> _Required work_: Below are records to return verbatim; the pictures are to be dropped.

> _Data for the task_:
◇ ◇ ◇ ◇ ◇ ◇ ◇

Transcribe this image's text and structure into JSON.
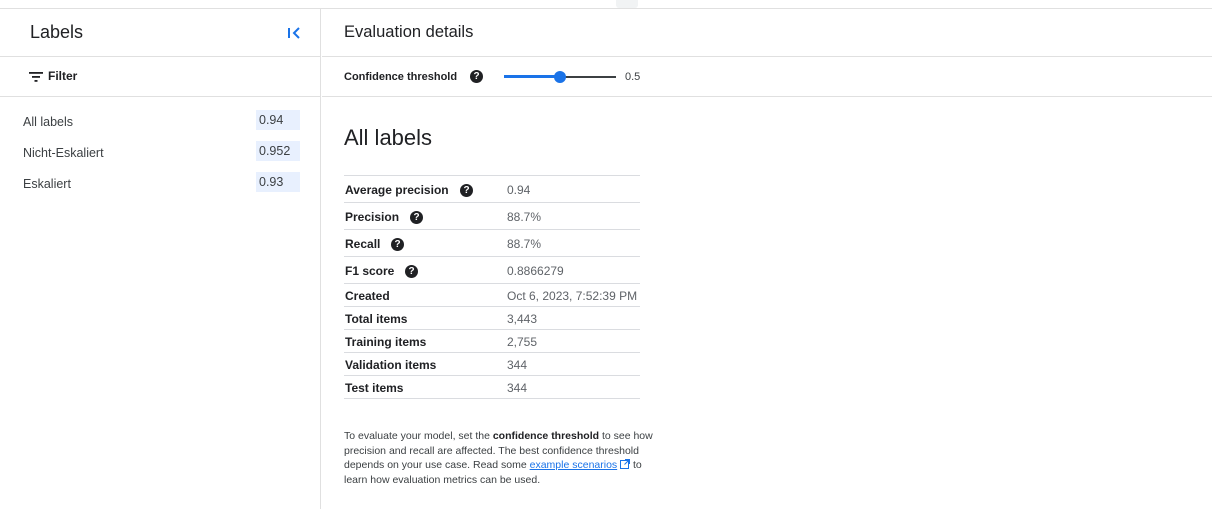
{
  "sidebar": {
    "title": "Labels",
    "filter_label": "Filter",
    "items": [
      {
        "name": "All labels",
        "score": "0.94"
      },
      {
        "name": "Nicht-Eskaliert",
        "score": "0.952"
      },
      {
        "name": "Eskaliert",
        "score": "0.93"
      }
    ]
  },
  "main": {
    "title": "Evaluation details",
    "threshold": {
      "label": "Confidence threshold",
      "value": "0.5",
      "fraction": 0.5
    },
    "section_title": "All labels",
    "metrics": [
      {
        "name": "Average precision",
        "value": "0.94",
        "help": true
      },
      {
        "name": "Precision",
        "value": "88.7%",
        "help": true
      },
      {
        "name": "Recall",
        "value": "88.7%",
        "help": true
      },
      {
        "name": "F1 score",
        "value": "0.8866279",
        "help": true
      },
      {
        "name": "Created",
        "value": "Oct 6, 2023, 7:52:39 PM",
        "help": false
      },
      {
        "name": "Total items",
        "value": "3,443",
        "help": false
      },
      {
        "name": "Training items",
        "value": "2,755",
        "help": false
      },
      {
        "name": "Validation items",
        "value": "344",
        "help": false
      },
      {
        "name": "Test items",
        "value": "344",
        "help": false
      }
    ],
    "explanation": {
      "part1": "To evaluate your model, set the ",
      "bold": "confidence threshold",
      "part2": " to see how precision and recall are affected. The best confidence threshold depends on your use case. Read some ",
      "link": "example scenarios",
      "part3": " to learn how evaluation metrics can be used."
    }
  },
  "icons": {
    "collapse": "collapse-sidebar-icon",
    "filter": "filter-icon",
    "help": "help-icon",
    "external": "open-in-new-icon"
  },
  "colors": {
    "accent": "#1a73e8",
    "score_chip": "#e8f0fe"
  }
}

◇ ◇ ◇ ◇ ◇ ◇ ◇

> _Reply_:
Transcribe this image's text and structure into JSON.
{
  "sidebar": {
    "title": "Labels",
    "filter_label": "Filter",
    "items": [
      {
        "name": "All labels",
        "score": "0.94"
      },
      {
        "name": "Nicht-Eskaliert",
        "score": "0.952"
      },
      {
        "name": "Eskaliert",
        "score": "0.93"
      }
    ]
  },
  "main": {
    "title": "Evaluation details",
    "threshold": {
      "label": "Confidence threshold",
      "value": "0.5",
      "fraction": 0.5
    },
    "section_title": "All labels",
    "metrics": [
      {
        "name": "Average precision",
        "value": "0.94",
        "help": true
      },
      {
        "name": "Precision",
        "value": "88.7%",
        "help": true
      },
      {
        "name": "Recall",
        "value": "88.7%",
        "help": true
      },
      {
        "name": "F1 score",
        "value": "0.8866279",
        "help": true
      },
      {
        "name": "Created",
        "value": "Oct 6, 2023, 7:52:39 PM",
        "help": false
      },
      {
        "name": "Total items",
        "value": "3,443",
        "help": false
      },
      {
        "name": "Training items",
        "value": "2,755",
        "help": false
      },
      {
        "name": "Validation items",
        "value": "344",
        "help": false
      },
      {
        "name": "Test items",
        "value": "344",
        "help": false
      }
    ],
    "explanation": {
      "part1": "To evaluate your model, set the ",
      "bold": "confidence threshold",
      "part2": " to see how precision and recall are affected. The best confidence threshold depends on your use case. Read some ",
      "link": "example scenarios",
      "part3": " to learn how evaluation metrics can be used."
    }
  },
  "icons": {
    "collapse": "collapse-sidebar-icon",
    "filter": "filter-icon",
    "help": "help-icon",
    "external": "open-in-new-icon"
  },
  "colors": {
    "accent": "#1a73e8",
    "score_chip": "#e8f0fe"
  }
}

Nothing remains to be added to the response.